2004 Denver Annual Meeting (November 7–10, 2004)

Paper No. 4
Presentation Time: 1:30 PM-5:30 PM


GOLDSTEIN, Art, Geology Dept, Colgate Univ, 13 Oak Drive, Hamilton, NY 13346, SIDDOWAY, Christine, Geology Dept, Colorado College, Colorado Springs, CO 80903, FRYXELL, Joan, Dept. Geological Sciences, California State U, 5500 Univ. Parkway, San Bernardino, CA 92407, DAVID, Malone, Dept. of Geog-Geol, Illinois State U. Box 4400, Normal, IL 61790, MICHELLE, Markley, Dept. Earth and Environment, Mount Holyoke College, South Hadley, MA 01075, KIM, Hannula, Dept. Geosciences, Fort Lewis College, Durango, CO 81301, ARLO, Weil, Dept of Geology, Bryn Mawr College, Bryn Mawr, PA 19010, PETER, Sak, Dept. of Geology, Bucknell Univ, Lewisburg, PA 17837, DOUG, Yule, Dept. Geological Sciences, California State U, Northridge, CA 91330 and DAN, Gibson, Dept. Geosciences, Univ of Massachusetts, Amherst, MA 01002, agoldstein@mail.colgate.edu

At the workshop on Teaching Structural Geology (TSG) in the 21st Century , a group was tasked with devising ways to encourage and enable greater integration of fieldwork and field trips with classroom and lab projects. An on-line teaching resource being developed provides 1) field-based exercises for classroom or field trip use, 2) a database with field trip destinations and structural geology exercises, and 3) a data entry page that allows any worker to upload new contributions to these categories.

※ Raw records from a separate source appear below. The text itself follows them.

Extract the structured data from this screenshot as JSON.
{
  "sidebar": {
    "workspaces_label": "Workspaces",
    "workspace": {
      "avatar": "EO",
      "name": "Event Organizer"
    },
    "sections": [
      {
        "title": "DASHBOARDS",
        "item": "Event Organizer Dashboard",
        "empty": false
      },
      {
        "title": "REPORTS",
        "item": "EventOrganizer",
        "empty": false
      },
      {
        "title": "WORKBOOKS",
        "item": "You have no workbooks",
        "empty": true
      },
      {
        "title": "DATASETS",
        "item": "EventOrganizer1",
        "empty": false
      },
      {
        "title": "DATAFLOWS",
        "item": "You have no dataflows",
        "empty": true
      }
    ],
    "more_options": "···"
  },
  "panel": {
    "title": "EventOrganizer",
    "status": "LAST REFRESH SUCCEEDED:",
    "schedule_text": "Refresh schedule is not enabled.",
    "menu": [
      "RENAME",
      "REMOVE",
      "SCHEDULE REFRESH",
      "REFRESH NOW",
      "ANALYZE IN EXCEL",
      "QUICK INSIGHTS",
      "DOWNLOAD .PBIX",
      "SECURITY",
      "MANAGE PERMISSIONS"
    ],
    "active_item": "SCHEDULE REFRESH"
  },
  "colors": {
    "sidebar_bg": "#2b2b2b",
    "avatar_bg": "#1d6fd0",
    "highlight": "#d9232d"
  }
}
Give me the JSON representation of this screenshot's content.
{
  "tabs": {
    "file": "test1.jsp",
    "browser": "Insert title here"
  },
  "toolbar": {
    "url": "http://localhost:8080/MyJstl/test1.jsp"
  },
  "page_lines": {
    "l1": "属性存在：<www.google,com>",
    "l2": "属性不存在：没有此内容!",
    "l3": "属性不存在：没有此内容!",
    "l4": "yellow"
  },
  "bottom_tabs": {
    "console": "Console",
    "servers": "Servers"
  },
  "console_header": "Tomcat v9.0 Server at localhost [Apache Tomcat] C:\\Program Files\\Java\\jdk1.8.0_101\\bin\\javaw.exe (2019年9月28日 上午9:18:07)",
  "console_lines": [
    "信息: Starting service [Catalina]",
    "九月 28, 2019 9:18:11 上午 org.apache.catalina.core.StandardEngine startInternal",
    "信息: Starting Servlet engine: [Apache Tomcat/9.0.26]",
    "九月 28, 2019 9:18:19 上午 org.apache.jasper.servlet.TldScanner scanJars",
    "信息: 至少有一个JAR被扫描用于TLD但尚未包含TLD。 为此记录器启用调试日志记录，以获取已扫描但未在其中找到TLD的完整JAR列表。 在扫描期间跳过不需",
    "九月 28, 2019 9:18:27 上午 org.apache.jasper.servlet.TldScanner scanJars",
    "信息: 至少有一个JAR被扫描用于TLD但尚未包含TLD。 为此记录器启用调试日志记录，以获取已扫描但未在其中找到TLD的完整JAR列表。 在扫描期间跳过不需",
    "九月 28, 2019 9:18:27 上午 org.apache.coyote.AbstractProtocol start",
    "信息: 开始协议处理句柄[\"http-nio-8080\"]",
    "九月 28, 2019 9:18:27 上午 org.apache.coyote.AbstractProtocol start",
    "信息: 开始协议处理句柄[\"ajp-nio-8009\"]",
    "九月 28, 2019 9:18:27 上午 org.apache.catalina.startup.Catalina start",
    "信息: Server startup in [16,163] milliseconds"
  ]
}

Three field-based exercises now online represent sites in the Northeast, mid-continent, and West Coast, USA. The existing project sites are in Garden of the Gods, Colorado; Rainbow Basin, California and Taconic slate belt in Vermont. The Garden of the Gods project provides geological description, a simplified structural map, images of spectacular tectonic landforms and outcrop-scale faults, and a faults and striae database. The exercise involves stereographic analysis of the structural data for individual faults and for cumulative datasets and kinematic and dynamic interpretation of results. The Rainbow Basin project features an open, doubly-plunging syncline and a superb conjugate fracture array. The hands-on activities described for the two sites could be used for short projects to accompany lecture material on brittle fracture theory and/or extended lab projects involving use of the stereographic net. Images of reduction spots and deformed graptolites from Taconic slates form the basis of the third project in which students are lead through measurement, graphing and interpretation of both strain ratio and absolute strain data. Suggestions are provided for incorporating these results in lecture and field localities are described with accompanying images. Multi-day field investigations are described for Baraboo, WI, the Bear Valley Strip Mine, PA, the Hudson Valley Fold and Thrust belt, New York and the Arbuckle Mountains, OK. There are also single field trip stops that are ideal for teaching structural geology. A submission page allows workers to upload their own stops and we anticipate that a database of such stops will allow faculty to choose from a wide selection in designing field trips. We invite new contributions and broad participation for the dynamic growth of this TSG resource, at http://serc.carleton.edu/NAGTWorkshops/structure04/resources.html.